DATASET EXCERPTS
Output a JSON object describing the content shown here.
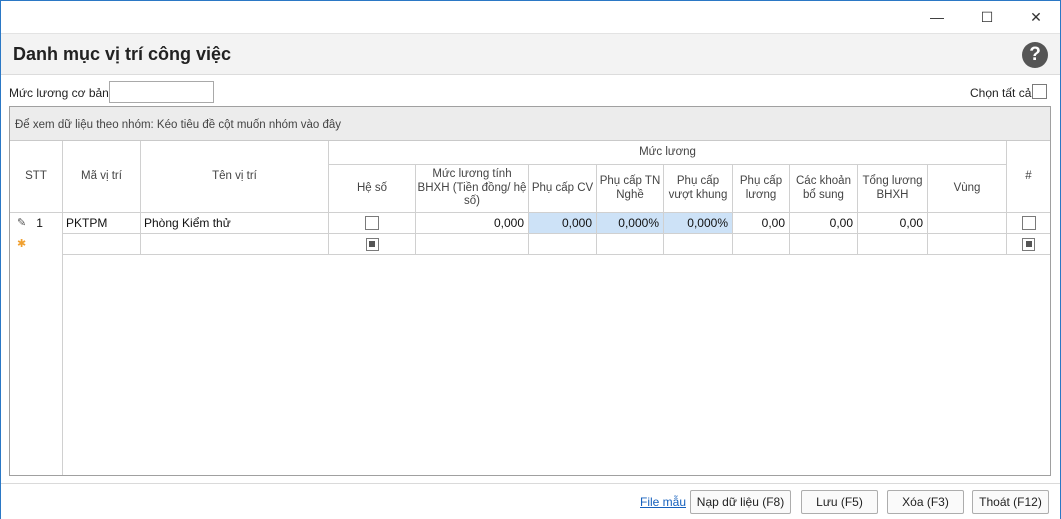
{
  "window_controls": {
    "minimize": "—",
    "maximize": "☐",
    "close": "✕"
  },
  "form_title": "Danh mục vị trí công việc",
  "help_glyph": "?",
  "basic_salary": {
    "label": "Mức lương cơ bản:",
    "value": ""
  },
  "select_all_label": "Chọn tất cả",
  "group_panel_text": "Để xem dữ liệu theo nhóm: Kéo tiêu đề cột muốn nhóm vào đây",
  "columns": {
    "stt": "STT",
    "code": "Mã vị trí",
    "name": "Tên vị trí",
    "salary_group": "Mức lương",
    "coef": "Hệ số",
    "bhxh_salary": "Mức lương tính BHXH (Tiền đồng/ hệ số)",
    "pos_allowance": "Phụ cấp CV",
    "tn_allowance": "Phụ cấp TN Nghề",
    "over_allowance": "Phụ cấp vượt khung",
    "salary_allowance": "Phụ cấp lương",
    "extras": "Các khoản bổ sung",
    "total_bhxh": "Tổng lương BHXH",
    "region": "Vùng",
    "hash": "#"
  },
  "rows": [
    {
      "indicator": "✎",
      "stt": "1",
      "code": "PKTPM",
      "name": "Phòng Kiểm thử",
      "bhxh_salary": "0,000",
      "pos_allowance": "0,000",
      "tn_allowance": "0,000%",
      "over_allowance": "0,000%",
      "salary_allowance": "0,00",
      "extras": "0,00",
      "total_bhxh": "0,00",
      "region": ""
    }
  ],
  "new_row_indicator": "✱",
  "footer": {
    "template_link": "File mẫu",
    "load_button": "Nạp dữ liệu (F8)",
    "save_button": "Lưu (F5)",
    "delete_button": "Xóa (F3)",
    "exit_button": "Thoát (F12)"
  },
  "colors": {
    "accent": "#2b78c5",
    "selected_cell": "#cde2f7",
    "link": "#1560bd"
  }
}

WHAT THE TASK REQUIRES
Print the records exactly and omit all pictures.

OUTPUT OF THE TASK
Output a JSON object describing the content shown here.
{
  "window_controls": {
    "minimize": "—",
    "maximize": "☐",
    "close": "✕"
  },
  "form_title": "Danh mục vị trí công việc",
  "help_glyph": "?",
  "basic_salary": {
    "label": "Mức lương cơ bản:",
    "value": ""
  },
  "select_all_label": "Chọn tất cả",
  "group_panel_text": "Để xem dữ liệu theo nhóm: Kéo tiêu đề cột muốn nhóm vào đây",
  "columns": {
    "stt": "STT",
    "code": "Mã vị trí",
    "name": "Tên vị trí",
    "salary_group": "Mức lương",
    "coef": "Hệ số",
    "bhxh_salary": "Mức lương tính BHXH (Tiền đồng/ hệ số)",
    "pos_allowance": "Phụ cấp CV",
    "tn_allowance": "Phụ cấp TN Nghề",
    "over_allowance": "Phụ cấp vượt khung",
    "salary_allowance": "Phụ cấp lương",
    "extras": "Các khoản bổ sung",
    "total_bhxh": "Tổng lương BHXH",
    "region": "Vùng",
    "hash": "#"
  },
  "rows": [
    {
      "indicator": "✎",
      "stt": "1",
      "code": "PKTPM",
      "name": "Phòng Kiểm thử",
      "bhxh_salary": "0,000",
      "pos_allowance": "0,000",
      "tn_allowance": "0,000%",
      "over_allowance": "0,000%",
      "salary_allowance": "0,00",
      "extras": "0,00",
      "total_bhxh": "0,00",
      "region": ""
    }
  ],
  "new_row_indicator": "✱",
  "footer": {
    "template_link": "File mẫu",
    "load_button": "Nạp dữ liệu (F8)",
    "save_button": "Lưu (F5)",
    "delete_button": "Xóa (F3)",
    "exit_button": "Thoát (F12)"
  },
  "colors": {
    "accent": "#2b78c5",
    "selected_cell": "#cde2f7",
    "link": "#1560bd"
  }
}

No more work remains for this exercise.